* [Problem description]: All entries are to be returned verbatim.

* [Interface dataset entries]:
= Beginning of Section =

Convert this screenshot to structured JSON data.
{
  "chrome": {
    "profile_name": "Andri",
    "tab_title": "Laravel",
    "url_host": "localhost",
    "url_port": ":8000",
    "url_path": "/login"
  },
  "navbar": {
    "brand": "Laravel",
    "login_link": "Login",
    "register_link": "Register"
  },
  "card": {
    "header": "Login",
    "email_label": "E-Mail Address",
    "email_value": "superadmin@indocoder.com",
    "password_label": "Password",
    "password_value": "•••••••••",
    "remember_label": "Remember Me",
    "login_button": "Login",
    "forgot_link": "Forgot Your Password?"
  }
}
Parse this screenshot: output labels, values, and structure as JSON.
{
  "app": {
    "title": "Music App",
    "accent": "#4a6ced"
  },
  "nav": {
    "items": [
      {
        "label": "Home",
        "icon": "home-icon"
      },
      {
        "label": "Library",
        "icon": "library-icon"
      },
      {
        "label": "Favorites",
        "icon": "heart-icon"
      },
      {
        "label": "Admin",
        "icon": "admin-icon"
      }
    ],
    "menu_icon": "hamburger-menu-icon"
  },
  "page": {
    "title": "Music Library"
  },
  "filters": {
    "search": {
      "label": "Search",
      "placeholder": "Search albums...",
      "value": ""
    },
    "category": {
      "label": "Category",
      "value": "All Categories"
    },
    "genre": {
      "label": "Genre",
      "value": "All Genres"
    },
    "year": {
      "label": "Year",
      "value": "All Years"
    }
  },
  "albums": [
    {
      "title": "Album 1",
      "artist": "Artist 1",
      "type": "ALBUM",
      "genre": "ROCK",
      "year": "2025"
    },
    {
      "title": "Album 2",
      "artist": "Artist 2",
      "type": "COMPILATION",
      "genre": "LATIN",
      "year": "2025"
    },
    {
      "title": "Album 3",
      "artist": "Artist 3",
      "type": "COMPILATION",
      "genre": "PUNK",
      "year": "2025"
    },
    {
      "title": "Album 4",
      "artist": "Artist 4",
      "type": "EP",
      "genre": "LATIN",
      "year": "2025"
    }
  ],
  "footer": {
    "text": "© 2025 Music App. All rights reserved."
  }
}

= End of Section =

* [Output of the exercise]:
Convert this screenshot to structured JSON data.
{
  "chrome": {
    "profile_name": "Andri",
    "tab_title": "Laravel",
    "url_host": "localhost",
    "url_port": ":8000",
    "url_path": "/login"
  },
  "navbar": {
    "brand": "Laravel",
    "login_link": "Login",
    "register_link": "Register"
  },
  "card": {
    "header": "Login",
    "email_label": "E-Mail Address",
    "email_value": "superadmin@indocoder.com",
    "password_label": "Password",
    "password_value": "•••••••••",
    "remember_label": "Remember Me",
    "login_button": "Login",
    "forgot_link": "Forgot Your Password?"
  }
}
Parse this screenshot: output labels, values, and structure as JSON.
{
  "app": {
    "title": "Music App",
    "accent": "#4a6ced"
  },
  "nav": {
    "items": [
      {
        "label": "Home",
        "icon": "home-icon"
      },
      {
        "label": "Library",
        "icon": "library-icon"
      },
      {
        "label": "Favorites",
        "icon": "heart-icon"
      },
      {
        "label": "Admin",
        "icon": "admin-icon"
      }
    ],
    "menu_icon": "hamburger-menu-icon"
  },
  "page": {
    "title": "Music Library"
  },
  "filters": {
    "search": {
      "label": "Search",
      "placeholder": "Search albums...",
      "value": ""
    },
    "category": {
      "label": "Category",
      "value": "All Categories"
    },
    "genre": {
      "label": "Genre",
      "value": "All Genres"
    },
    "year": {
      "label": "Year",
      "value": "All Years"
    }
  },
  "albums": [
    {
      "title": "Album 1",
      "artist": "Artist 1",
      "type": "ALBUM",
      "genre": "ROCK",
      "year": "2025"
    },
    {
      "title": "Album 2",
      "artist": "Artist 2",
      "type": "COMPILATION",
      "genre": "LATIN",
      "year": "2025"
    },
    {
      "title": "Album 3",
      "artist": "Artist 3",
      "type": "COMPILATION",
      "genre": "PUNK",
      "year": "2025"
    },
    {
      "title": "Album 4",
      "artist": "Artist 4",
      "type": "EP",
      "genre": "LATIN",
      "year": "2025"
    }
  ],
  "footer": {
    "text": "© 2025 Music App. All rights reserved."
  }
}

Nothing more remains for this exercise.